Thomas S. Monson, the 16th president of the Mormon church, has died after overseeing the religion for nine years. He was 90. Monson died Tuesday night at his home in Salt Lake City, according to church spokesman Eric Hawkins. Monson spent more than five decades serving in top church leadership councils — making him a well-known face and personality to multiple generations of Mormons.

Monson’s presidency was marked by his noticeably low profile during a time of intense publicity for the church, including the 2008 and 2012 campaigns of Mormon Mitt Romney for President. Monson’s most public acts were appearances at church conferences and devotionals as well as dedications of church temples.

Monson will also be remembered for his emphasis on humanitarian work; leading the faith’s involvement in the passage of gay marriage ban in California in 2008; continuing the religion’s push to be more transparent about its past; and lowering the minimum age for missionaries.

This is how things went down in 2008:
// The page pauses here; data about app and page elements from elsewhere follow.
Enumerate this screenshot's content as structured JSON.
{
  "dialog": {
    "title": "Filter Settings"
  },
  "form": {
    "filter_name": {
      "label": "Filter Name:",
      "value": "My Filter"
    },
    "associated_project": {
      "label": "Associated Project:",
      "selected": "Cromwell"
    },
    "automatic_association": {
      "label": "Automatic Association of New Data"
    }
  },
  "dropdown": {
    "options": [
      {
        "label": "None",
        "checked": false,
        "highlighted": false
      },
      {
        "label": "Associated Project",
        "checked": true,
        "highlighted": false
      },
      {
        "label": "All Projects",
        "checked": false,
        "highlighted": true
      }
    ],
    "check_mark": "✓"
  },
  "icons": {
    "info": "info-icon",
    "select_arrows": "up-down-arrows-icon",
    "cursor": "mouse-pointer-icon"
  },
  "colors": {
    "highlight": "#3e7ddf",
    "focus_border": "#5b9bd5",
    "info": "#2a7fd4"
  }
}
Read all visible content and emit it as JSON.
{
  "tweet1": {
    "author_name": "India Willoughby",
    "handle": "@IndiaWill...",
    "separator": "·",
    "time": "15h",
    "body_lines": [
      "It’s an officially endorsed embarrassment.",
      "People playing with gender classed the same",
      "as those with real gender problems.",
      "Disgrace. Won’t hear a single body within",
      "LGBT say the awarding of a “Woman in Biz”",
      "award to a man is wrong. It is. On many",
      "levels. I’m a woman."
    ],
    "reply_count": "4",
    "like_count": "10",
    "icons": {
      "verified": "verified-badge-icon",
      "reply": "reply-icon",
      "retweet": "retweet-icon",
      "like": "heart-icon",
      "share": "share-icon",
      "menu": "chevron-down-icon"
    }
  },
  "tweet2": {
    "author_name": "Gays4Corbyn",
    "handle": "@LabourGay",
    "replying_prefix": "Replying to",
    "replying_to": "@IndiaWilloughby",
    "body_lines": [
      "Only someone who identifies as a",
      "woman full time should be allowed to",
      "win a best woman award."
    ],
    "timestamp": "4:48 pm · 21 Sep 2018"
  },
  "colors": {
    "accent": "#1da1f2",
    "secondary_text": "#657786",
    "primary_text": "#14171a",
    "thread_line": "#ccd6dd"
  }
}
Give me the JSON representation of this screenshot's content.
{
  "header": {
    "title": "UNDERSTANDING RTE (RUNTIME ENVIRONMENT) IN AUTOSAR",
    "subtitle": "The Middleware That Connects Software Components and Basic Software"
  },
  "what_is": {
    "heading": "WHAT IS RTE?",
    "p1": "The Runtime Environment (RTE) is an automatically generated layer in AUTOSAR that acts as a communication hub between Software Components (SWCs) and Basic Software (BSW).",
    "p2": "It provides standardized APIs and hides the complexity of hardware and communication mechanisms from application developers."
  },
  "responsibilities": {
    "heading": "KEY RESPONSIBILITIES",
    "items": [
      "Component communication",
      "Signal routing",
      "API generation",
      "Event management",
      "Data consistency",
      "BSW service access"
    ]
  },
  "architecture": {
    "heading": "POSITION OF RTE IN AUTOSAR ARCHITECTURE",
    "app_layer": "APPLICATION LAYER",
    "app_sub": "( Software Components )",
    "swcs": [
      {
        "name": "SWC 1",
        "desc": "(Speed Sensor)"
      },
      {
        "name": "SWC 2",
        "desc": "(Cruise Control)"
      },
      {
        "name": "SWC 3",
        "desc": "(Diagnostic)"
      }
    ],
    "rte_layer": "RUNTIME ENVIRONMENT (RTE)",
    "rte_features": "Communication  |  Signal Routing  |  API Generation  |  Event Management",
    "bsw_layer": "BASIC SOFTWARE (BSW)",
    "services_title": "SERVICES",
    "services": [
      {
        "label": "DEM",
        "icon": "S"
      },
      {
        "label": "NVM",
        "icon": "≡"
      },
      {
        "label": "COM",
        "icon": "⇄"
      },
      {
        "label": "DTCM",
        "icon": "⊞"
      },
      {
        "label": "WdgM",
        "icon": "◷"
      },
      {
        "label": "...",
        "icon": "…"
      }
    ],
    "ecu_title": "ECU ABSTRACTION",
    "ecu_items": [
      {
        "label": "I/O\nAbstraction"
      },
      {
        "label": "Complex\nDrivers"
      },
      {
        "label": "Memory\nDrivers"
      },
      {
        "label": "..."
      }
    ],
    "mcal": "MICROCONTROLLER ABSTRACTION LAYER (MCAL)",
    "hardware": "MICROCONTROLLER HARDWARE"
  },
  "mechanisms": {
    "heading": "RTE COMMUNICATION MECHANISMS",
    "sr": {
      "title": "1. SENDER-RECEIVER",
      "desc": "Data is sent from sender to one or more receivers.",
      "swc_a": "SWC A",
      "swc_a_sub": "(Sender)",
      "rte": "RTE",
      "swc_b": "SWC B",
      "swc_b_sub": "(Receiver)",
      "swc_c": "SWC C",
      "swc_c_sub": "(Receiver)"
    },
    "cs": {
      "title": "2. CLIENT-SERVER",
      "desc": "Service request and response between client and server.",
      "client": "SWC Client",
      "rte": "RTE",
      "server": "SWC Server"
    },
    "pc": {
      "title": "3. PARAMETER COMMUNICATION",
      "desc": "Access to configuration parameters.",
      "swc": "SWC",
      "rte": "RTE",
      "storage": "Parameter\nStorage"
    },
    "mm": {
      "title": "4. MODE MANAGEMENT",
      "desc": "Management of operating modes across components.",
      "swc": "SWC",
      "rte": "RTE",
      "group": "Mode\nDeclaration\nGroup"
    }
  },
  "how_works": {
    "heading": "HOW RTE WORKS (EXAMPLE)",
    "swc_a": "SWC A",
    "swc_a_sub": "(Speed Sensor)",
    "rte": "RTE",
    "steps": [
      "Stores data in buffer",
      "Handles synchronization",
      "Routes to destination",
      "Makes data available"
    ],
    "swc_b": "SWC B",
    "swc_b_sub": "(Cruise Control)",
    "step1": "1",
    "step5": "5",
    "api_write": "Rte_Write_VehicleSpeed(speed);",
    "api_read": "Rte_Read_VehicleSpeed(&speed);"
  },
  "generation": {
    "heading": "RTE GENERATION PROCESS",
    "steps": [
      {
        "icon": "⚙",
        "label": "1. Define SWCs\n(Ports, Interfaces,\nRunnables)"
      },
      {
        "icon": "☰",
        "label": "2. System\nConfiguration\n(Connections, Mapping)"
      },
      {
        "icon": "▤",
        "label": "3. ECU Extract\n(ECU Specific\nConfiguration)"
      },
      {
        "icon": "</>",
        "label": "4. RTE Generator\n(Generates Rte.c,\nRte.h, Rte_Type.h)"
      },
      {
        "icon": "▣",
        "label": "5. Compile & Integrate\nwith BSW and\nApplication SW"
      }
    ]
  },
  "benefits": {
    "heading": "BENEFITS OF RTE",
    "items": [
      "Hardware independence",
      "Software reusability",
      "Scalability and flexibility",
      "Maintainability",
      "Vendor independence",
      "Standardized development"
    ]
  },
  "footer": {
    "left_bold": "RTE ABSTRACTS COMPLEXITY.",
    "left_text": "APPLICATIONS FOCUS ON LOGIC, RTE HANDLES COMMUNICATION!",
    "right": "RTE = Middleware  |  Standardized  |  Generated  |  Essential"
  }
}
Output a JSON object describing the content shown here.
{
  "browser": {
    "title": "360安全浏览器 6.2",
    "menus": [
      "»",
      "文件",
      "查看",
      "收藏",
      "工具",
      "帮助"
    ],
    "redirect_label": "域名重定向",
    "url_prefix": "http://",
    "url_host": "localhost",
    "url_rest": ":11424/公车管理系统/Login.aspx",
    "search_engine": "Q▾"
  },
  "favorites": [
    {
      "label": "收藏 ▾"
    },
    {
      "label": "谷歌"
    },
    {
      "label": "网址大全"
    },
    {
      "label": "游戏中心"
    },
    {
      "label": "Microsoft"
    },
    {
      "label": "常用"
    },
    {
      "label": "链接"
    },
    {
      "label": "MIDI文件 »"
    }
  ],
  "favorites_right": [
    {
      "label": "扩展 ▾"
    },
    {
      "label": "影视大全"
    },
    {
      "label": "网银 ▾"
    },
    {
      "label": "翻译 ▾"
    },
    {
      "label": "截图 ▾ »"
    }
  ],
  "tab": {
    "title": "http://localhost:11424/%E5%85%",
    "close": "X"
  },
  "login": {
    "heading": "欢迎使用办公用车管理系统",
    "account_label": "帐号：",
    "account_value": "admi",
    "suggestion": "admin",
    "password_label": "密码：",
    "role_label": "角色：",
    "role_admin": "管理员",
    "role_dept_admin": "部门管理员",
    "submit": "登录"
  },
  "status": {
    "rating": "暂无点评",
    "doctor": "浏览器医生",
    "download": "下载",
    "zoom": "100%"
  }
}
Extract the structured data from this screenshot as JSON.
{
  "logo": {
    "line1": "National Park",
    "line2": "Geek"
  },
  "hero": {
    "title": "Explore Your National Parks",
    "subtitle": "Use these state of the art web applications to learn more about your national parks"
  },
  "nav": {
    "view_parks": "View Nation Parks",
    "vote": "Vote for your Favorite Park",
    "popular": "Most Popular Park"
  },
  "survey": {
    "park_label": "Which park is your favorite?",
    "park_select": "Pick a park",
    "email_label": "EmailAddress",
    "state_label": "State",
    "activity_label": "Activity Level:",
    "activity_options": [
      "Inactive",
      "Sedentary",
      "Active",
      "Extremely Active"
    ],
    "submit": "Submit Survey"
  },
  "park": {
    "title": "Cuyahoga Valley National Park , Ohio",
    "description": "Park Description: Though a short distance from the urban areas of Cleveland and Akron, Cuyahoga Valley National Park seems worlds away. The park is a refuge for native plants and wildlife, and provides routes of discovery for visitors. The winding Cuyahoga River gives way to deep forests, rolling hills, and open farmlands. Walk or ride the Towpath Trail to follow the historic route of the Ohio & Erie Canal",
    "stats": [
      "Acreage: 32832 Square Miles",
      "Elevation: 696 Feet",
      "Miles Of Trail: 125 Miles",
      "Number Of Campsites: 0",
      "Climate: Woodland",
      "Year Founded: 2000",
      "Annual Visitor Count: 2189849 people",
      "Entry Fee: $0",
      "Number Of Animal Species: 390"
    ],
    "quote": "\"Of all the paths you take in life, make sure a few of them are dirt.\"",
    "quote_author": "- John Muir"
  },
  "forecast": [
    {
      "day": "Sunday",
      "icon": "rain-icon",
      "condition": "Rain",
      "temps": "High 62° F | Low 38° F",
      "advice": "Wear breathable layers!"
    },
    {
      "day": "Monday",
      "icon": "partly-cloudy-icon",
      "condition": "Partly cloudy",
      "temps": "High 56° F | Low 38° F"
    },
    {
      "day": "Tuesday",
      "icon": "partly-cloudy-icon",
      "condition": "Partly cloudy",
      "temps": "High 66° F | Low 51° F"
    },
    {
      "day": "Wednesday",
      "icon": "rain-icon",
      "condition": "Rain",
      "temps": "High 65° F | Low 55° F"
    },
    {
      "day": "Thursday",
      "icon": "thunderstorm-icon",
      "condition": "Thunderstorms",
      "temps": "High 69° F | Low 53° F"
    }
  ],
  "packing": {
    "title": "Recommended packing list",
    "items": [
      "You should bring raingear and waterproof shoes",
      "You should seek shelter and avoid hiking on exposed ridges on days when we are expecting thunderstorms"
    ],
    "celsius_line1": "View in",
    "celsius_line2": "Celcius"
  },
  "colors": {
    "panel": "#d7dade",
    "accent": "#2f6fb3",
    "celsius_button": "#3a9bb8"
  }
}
Four months before California voters headed to the polls to decide the fate of Proposition 8, the Church of Latter-day Saints put out a call for help. A letter from church President Thomas Monson was read at every ward in California. It told members to “do all you can to support the proposed constitutional amendment by donating of your means and time.”

Organization meetings broke out across the state, but the leaders wanted more. Additional letters were sent to every church, with titles such as “Thirty People in Each Ward” and “More than Four Hours per Week.”

Donations from individual Mormons poured in and Mormons hit the streets, going door to door, hanging up signs, campaigning against the measure through phone banks. Funding was used for everything from newspaper ads to television commercials.

That push from the Mormon church is widely credited as helping propel Proposition 8, which defined marriage only as a union between a man and a woman, to victory in November 2008.